MLB.com Columnist

Richard Justice

Coleman proved to be a humble American hero

After serving his country, the legendary broadcaster brought kindness, insight to booth

Coleman proved to be a humble American hero

Jerry Coleman flew bomber missions in planes that were falling apart, with controls almost gone and oil leaking and visibility down to nothing as enemy gunfire took his aircraft apart piece by piece. He saw men die, including some close friends. He did all this before his 20th birthday.

There are parts of his story we'll never know because Jerry was reluctant to talk about some of it. It's not what The Greatest Generation did. His country needed him, and so when he turned 18 years old, he walked away from baseball and joined the Marines to serve in World War II.

He quit baseball again in 1952 to serve in the Korean War, flying 117 missions in all. Again, he saw incomprehensible pain and suffering. We know this because every so often he would wonder why he'd been allowed to live.

Coleman, who died Sunday at 89, meant so many things to so many people that the lines occasionally became blurred. His was a wonderful life filled with friendships and laughter and a game he loved dearly.

He was an American treasure on so many levels, but in the end, he was a Marine. That's how he always saw himself.

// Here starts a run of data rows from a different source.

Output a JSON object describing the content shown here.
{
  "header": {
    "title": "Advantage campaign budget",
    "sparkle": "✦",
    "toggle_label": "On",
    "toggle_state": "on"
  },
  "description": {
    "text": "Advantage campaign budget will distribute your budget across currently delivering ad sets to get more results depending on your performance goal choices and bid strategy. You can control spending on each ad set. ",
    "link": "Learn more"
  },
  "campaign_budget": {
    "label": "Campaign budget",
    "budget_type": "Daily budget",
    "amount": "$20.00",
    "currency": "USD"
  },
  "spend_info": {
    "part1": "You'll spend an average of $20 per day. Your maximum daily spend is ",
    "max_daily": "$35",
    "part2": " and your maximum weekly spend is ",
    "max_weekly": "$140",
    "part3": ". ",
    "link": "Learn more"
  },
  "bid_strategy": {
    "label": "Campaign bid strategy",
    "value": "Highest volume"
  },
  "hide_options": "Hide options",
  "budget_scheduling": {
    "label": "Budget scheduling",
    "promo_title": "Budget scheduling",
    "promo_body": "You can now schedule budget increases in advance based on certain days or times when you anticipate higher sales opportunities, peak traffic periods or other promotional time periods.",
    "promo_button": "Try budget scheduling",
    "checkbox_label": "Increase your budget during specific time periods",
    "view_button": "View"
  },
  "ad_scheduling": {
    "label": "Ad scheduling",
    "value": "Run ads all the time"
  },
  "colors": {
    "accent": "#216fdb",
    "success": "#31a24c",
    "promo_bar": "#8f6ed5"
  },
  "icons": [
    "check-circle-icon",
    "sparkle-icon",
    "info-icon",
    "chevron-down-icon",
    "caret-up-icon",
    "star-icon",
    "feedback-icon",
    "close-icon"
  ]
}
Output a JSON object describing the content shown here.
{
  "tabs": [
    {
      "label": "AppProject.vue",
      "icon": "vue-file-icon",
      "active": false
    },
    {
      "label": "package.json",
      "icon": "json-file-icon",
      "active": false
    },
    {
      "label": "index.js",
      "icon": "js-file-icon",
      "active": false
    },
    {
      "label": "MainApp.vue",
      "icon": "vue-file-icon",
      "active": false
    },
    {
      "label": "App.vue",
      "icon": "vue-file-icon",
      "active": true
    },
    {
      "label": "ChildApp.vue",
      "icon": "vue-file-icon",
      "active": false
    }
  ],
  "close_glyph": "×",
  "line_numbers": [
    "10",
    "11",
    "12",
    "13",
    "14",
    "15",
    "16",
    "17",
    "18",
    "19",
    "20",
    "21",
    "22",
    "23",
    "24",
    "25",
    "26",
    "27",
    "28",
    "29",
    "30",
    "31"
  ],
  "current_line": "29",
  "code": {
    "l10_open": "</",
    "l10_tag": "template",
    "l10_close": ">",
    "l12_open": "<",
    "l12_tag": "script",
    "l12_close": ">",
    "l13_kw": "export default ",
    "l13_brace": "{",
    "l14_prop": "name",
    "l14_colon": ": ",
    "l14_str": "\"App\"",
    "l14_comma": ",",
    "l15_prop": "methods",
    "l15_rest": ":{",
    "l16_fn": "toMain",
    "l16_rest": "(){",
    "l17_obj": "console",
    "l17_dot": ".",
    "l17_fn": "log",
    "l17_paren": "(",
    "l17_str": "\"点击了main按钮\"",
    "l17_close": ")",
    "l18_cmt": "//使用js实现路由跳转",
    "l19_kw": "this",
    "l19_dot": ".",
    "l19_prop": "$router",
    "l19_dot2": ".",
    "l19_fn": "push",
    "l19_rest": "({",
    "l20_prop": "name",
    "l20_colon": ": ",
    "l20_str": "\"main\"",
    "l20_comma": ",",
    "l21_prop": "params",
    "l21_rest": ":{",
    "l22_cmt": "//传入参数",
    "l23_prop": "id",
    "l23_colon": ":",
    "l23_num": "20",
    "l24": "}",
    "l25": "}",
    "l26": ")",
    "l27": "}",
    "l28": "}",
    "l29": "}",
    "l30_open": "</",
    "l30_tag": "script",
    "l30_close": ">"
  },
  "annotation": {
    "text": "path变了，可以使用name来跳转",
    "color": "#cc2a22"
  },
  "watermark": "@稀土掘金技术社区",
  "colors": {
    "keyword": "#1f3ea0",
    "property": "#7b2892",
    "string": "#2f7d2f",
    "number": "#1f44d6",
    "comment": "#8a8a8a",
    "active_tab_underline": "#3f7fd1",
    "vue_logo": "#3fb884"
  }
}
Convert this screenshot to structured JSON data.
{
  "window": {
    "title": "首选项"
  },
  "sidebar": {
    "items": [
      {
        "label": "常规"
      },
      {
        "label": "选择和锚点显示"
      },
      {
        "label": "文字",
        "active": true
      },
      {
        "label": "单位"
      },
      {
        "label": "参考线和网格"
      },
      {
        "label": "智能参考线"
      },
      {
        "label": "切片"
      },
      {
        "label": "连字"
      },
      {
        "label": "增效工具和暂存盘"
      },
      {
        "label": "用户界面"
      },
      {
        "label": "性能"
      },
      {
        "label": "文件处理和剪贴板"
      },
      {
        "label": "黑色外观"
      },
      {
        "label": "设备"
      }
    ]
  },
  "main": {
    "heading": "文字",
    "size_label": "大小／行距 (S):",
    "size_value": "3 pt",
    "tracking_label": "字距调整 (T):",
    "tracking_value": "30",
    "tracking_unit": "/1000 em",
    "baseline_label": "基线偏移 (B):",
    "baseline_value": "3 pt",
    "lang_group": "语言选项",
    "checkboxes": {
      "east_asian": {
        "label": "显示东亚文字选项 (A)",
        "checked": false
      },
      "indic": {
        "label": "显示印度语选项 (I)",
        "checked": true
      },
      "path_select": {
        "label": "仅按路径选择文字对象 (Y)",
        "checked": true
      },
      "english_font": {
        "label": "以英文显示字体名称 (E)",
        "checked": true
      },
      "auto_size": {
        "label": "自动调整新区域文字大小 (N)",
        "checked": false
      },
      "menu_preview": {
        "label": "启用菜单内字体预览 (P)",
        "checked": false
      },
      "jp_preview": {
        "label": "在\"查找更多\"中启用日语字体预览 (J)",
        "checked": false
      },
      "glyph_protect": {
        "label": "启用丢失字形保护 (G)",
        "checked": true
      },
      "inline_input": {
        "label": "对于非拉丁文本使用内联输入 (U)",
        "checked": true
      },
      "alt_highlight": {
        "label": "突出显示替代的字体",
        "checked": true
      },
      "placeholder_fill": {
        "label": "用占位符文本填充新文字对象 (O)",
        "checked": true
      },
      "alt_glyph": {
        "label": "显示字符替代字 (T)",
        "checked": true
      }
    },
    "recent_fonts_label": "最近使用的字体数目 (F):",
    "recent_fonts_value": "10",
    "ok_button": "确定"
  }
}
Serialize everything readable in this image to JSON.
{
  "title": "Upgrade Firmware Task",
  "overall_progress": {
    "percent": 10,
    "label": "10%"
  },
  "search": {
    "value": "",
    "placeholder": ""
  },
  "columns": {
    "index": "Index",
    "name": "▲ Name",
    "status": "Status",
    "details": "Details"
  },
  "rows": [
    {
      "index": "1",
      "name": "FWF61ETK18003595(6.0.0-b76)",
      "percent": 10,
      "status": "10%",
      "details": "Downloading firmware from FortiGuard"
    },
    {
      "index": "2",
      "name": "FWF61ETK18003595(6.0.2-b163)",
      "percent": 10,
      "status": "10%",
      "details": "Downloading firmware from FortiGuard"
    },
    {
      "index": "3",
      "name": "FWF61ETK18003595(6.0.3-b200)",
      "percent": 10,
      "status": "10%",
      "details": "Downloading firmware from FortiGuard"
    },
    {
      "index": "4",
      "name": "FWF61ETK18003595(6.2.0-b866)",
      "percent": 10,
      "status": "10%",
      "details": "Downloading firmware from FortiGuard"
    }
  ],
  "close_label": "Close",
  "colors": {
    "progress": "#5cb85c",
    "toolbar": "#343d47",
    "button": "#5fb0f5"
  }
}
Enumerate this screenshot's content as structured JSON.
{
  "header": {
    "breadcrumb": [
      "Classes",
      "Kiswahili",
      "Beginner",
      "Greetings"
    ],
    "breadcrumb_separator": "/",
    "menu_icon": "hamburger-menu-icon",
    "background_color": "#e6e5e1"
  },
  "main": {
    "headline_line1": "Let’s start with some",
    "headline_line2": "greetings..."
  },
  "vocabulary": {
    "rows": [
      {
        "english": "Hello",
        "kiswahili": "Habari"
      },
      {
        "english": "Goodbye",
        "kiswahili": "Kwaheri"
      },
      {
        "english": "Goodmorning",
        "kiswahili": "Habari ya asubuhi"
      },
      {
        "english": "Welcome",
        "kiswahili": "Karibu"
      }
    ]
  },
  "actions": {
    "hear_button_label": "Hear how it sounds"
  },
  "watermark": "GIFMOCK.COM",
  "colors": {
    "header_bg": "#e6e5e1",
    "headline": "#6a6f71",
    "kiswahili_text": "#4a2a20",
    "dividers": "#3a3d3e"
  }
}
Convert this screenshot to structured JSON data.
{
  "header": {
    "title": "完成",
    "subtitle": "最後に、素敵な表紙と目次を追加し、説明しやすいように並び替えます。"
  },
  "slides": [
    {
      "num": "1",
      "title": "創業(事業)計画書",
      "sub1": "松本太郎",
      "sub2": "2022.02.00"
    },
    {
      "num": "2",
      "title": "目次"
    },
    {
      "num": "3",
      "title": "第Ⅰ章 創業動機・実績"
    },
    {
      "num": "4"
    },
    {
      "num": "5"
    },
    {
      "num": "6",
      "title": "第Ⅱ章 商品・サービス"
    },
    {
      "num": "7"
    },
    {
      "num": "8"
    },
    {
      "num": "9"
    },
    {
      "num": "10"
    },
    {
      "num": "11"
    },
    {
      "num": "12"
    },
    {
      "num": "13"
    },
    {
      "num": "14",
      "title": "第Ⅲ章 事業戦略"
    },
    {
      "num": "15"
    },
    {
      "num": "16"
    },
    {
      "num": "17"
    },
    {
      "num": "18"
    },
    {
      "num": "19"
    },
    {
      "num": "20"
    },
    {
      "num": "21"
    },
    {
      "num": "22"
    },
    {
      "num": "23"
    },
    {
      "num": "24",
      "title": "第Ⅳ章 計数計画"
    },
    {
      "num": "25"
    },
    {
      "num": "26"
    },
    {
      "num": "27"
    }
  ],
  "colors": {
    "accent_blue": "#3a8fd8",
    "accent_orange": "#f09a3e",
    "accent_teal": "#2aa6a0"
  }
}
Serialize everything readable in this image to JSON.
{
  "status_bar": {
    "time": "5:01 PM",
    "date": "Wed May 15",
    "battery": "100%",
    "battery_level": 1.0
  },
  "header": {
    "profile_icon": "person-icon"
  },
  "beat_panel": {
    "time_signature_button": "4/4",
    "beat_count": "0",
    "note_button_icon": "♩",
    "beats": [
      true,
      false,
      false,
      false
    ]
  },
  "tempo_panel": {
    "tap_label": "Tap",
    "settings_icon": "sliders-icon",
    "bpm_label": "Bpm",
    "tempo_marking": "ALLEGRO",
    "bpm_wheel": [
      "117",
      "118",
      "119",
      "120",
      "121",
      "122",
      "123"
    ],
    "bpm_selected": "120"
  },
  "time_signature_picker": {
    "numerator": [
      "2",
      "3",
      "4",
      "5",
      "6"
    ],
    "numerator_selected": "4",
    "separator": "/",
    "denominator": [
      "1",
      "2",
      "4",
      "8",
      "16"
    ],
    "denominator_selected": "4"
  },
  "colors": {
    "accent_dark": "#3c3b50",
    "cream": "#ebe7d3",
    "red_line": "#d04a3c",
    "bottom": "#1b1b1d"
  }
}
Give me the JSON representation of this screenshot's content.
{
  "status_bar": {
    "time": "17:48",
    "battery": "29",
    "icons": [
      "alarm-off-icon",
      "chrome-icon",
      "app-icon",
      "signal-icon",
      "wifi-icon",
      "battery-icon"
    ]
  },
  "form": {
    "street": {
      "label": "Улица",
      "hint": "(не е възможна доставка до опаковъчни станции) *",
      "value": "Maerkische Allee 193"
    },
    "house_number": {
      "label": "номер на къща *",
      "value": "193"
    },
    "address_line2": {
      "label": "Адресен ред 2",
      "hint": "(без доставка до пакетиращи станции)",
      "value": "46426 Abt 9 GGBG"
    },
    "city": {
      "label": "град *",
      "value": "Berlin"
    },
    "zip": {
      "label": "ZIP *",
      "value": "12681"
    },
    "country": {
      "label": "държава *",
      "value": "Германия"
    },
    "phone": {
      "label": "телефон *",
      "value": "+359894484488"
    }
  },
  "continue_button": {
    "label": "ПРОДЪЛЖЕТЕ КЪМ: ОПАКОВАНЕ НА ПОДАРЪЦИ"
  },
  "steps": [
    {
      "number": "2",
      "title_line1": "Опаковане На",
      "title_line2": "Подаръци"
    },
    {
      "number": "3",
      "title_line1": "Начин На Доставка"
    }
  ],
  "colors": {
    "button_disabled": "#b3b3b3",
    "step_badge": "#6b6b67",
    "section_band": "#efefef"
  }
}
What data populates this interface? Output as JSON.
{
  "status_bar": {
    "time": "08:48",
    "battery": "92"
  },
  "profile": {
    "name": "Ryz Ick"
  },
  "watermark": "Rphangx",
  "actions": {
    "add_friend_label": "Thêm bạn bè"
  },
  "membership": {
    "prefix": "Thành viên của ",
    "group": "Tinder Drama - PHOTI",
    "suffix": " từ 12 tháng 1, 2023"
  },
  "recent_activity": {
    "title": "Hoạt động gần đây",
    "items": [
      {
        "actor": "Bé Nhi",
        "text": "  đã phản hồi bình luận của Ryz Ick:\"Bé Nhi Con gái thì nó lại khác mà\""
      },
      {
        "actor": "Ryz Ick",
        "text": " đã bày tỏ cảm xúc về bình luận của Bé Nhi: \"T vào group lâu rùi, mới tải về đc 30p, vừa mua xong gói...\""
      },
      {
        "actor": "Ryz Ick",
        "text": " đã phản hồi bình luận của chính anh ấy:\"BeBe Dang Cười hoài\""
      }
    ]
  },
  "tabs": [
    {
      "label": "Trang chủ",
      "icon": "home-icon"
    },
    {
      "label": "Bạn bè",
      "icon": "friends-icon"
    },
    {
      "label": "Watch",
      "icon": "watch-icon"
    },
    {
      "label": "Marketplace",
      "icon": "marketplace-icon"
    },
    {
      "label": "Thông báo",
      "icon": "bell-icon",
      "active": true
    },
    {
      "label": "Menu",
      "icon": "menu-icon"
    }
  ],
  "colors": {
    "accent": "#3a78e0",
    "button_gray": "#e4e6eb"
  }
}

Always and forever. We saw it in how tears welled in his eyes during Memorial Day celebrations.

Here's hoping he understood that's how we felt about him in his final years as he was honored with statues and ceremonies and all the rest. He never seemed completely comfortable with that stuff, but how else do you thank someone for risking his life for our country?

He was a baseball guy, too, one of the best. He loved the ballpark and the games and the players. He loved talking baseball on the radio, and in the long and distinguished history of our sport, few men have done it better than Jerry Coleman.

Men like him, men of integrity and dignity, men who believe the essence of a good life is doing for others, never wanted it to be about them. They were less impressed with themselves than almost anyone.

When he spoke of those terrifying missions, he made them sound like standup comedy routines. Once there was an oil leak smearing the plane's windshield.

"So I did what an idiot would do," he told broadcaster Dave Raymond a couple of years ago. He stuck his head out the window. And then his goggles were covered in oil.

He ripped 'em off and used his peripheral vision to make an emergency landing. He recounted these stories through the years with the perfect comedic touch as if it were no big deal. Nor would he mention two Distinguished Flying Crosses, 13 Air Medals and three Navy Citations.

Years later, before a Padres-Reds game in Cincinnati, he met with the widow and daughter of a Marine with whom he'd served. That Marine had died in combat, and Coleman wept as he told the women stories about their husband and father, according to Bill Center of the San Diego Union-Tribune.

One of Coleman's friends has heard the story, too, but never been able to repeat it without completely breaking down. For Coleman, the lingering question was why he'd lived when so many equally brave men hadn't.

Now about baseball. Coleman was a baseball lifer. Even late in his life, when he could have been doing a hundred other things, he was happiest at the park, hanging with the players and managers, chatting up the scouts and writers.

He played nine seasons for the Yankees. He was a member of the AL All-Star team in 1950. He was the World Series MVP that year, too.

He played in the World Series six times in all, winning it four times. Those were iconic teams, with Yogi Berra and Mickey Mantle, with Allie Reynolds and Phil Rizzuto. Surrounded by all that star power, Coleman was reliable and smart, a contributor in ways that were hard to quantify. To Yankee fans of that generation, he was special.

During those years, he returned to his native San Francisco to work in a men's department store.

"I used to think that being able to say I played for the Yankees would help me sell shirts," he told Center."Customers would look at me and say, 'right.' I was a terrible salesman. Thank God someone thought I knew enough about baseball to talk about it."

Indeed.

For 42 years he was the voice of the San Diego Padres, a civic treasure. He was the soundtrack of summer with a conversational style and sly, self-effacing sense of humor. When someone would tell him to have "a good broadcast," he'd answer, "Why break my record?"

Baseball fans have a unique relationship with their team's broadcasters, and that's especially true of men like Jerry Coleman, who established a credibility over the years. His style, without ego, driven by the game itself, made him seem like a member of the family.

His death leaves a void that won't be filled. Those who knew him will be forever comforted by the memories of his decency and wit. To everyone else, his core values of service and sacrifice reflect the values of our country at its very best.

"He's one of those special people you thank God you got to meet," former Padres broadcaster Mel Proctor told the Union-Tribune.

Richard Justice is a columnist for MLB.com. Read his blog, Justice4U. This story was not subject to the approval of Major League Baseball or its clubs.